UK markets closed
  • NIKKEI 225

    27,131.34
    -457.03 (-1.66%)
     
  • HANG SENG

    24,243.61
    -412.85 (-1.67%)
     
  • CRUDE OIL

    85.17
    +1.86 (+2.23%)
     
  • GOLD FUTURES

    1,848.10
    +6.40 (+0.35%)
     
  • DOW

    34,297.73
    -66.77 (-0.19%)
     
  • BTC-GBP

    27,163.97
    +64.86 (+0.24%)
     
  • CMC Crypto 200

    831.82
    +11.23 (+1.37%)
     
  • ^IXIC

    13,539.29
    -315.83 (-2.28%)
     
  • ^FTAS

    4,139.47
    +40.31 (+0.98%)
     

Astronomers uncover closest pair of supermassive black holes yet

·2-min read

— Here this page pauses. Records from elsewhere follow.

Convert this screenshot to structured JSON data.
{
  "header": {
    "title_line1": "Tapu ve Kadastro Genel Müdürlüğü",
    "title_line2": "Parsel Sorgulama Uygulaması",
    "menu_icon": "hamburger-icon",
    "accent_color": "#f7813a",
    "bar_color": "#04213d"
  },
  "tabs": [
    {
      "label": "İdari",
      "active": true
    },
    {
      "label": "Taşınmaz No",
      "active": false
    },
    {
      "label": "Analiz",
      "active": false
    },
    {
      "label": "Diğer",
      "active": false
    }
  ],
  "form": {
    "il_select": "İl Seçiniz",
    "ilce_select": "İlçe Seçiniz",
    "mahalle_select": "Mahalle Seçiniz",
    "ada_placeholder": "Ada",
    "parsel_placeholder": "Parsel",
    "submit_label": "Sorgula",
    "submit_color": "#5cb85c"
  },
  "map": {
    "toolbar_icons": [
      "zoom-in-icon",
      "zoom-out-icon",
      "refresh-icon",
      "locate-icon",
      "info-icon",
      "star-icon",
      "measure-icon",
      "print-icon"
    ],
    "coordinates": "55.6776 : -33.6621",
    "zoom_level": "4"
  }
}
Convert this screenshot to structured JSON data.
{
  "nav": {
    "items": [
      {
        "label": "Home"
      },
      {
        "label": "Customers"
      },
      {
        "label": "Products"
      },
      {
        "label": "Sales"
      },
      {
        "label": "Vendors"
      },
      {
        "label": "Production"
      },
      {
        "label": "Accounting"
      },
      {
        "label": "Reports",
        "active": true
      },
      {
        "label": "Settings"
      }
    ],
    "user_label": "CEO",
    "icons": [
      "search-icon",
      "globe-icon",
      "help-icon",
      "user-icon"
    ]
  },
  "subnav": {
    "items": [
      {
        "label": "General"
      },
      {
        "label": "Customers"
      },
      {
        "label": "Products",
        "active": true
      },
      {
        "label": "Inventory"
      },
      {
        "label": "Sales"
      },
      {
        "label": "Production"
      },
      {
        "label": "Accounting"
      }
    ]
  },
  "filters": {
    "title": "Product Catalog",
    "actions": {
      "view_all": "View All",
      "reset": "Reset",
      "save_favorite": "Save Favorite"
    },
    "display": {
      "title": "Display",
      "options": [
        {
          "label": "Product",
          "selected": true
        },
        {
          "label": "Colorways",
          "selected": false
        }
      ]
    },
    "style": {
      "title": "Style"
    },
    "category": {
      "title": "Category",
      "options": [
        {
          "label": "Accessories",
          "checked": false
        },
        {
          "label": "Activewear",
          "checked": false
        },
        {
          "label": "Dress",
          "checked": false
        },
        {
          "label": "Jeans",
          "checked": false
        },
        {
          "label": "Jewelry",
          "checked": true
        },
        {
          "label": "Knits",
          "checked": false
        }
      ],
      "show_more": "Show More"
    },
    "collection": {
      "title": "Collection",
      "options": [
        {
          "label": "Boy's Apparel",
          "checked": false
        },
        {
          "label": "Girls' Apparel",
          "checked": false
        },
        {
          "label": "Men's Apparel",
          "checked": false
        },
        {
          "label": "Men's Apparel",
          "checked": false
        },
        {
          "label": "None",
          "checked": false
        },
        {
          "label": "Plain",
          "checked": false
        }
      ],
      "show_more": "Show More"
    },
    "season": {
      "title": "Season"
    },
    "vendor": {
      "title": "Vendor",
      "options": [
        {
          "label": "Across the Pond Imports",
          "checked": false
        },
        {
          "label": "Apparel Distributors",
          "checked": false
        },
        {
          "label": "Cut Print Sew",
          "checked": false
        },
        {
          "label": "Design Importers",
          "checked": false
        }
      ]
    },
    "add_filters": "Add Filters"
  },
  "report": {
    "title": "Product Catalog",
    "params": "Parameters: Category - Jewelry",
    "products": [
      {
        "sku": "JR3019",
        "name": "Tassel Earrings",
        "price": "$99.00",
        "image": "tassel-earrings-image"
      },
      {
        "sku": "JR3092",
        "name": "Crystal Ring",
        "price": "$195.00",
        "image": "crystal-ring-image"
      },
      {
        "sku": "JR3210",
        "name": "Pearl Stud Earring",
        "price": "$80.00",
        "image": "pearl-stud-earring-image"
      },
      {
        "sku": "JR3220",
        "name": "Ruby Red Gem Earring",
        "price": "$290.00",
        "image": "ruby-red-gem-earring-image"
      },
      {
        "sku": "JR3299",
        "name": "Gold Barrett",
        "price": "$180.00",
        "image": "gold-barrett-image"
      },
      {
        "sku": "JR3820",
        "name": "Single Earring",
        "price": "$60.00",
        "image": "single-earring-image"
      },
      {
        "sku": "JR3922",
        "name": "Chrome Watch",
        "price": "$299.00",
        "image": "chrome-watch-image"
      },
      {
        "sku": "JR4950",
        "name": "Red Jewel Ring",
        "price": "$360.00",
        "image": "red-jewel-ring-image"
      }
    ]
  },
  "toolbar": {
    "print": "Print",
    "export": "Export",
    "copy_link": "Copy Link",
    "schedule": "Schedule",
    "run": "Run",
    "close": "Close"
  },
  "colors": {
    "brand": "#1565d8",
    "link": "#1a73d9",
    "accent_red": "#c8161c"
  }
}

Astronomers have observed the closest pair of supermassive black holes to Earth ever seen.

There is much less separation between the two objects than any other pair than has previously been spotted, and they will eventually merge into one giant black hole, researchers say.

Scientists determined the masses of the two objects by looking at how the gravitational pull of the black holes influences the motion of the stars around them.

The bigger black hole, located right at the core of the NGC 7727 galaxy, was found to have a mass almost 154 million times that of the Sun, while its companion is 6.3 million solar masses.

Watch: Distant Planet Shows How Our Solar System Could Die

According to the researchers, this is the first time the masses have been measured in this way for a supermassive black hole pair.

They were able to to do this because of how close the system is to Earth, and due to the detailed observations they made using the Paranal Observatory in Chile with the Multi-Unit Spectroscopic Explorer (MUSE) on the European Southern Observatory’s Very Large Telescope (ESO’s VLT).

Located in the galaxy NGC 7727 in the constellation Aquarius, the supermassive black hole pair is about 89 million light-years away from Earth

Astronomers suspected NGC 7727 hosted the two black holes, but had not been able to confirm their presence until now.

Karina Voggel, Strasbourg Observatory, University of Strasbourg, said: “Our finding implies that there might be many more of these relics of galaxy mergers out there and they may contain many hidden massive black holes that still wait to be found.

“It could increase the total number of supermassive black holes known in the local Universe by 30%.”

Experts suggest the search for similarly hidden supermassive black hole pairs is expected to make a great leap forward with ESO’s Extremely Large Telescope (ELT), set to start operating later this decade in Chile’s Atacama Desert.

Co-author Steffen Mieske, an astronomer at ESO in Chile and Head of ESO Paranal Science Operations, said: “This detection of a supermassive black hole pair is just the beginning.”

Watch: Scientists Used Radio Signals to Discover Four New Planets

Our goal is to create a safe and engaging place for users to connect over interests and passions. In order to improve our community experience, we are temporarily suspending article commenting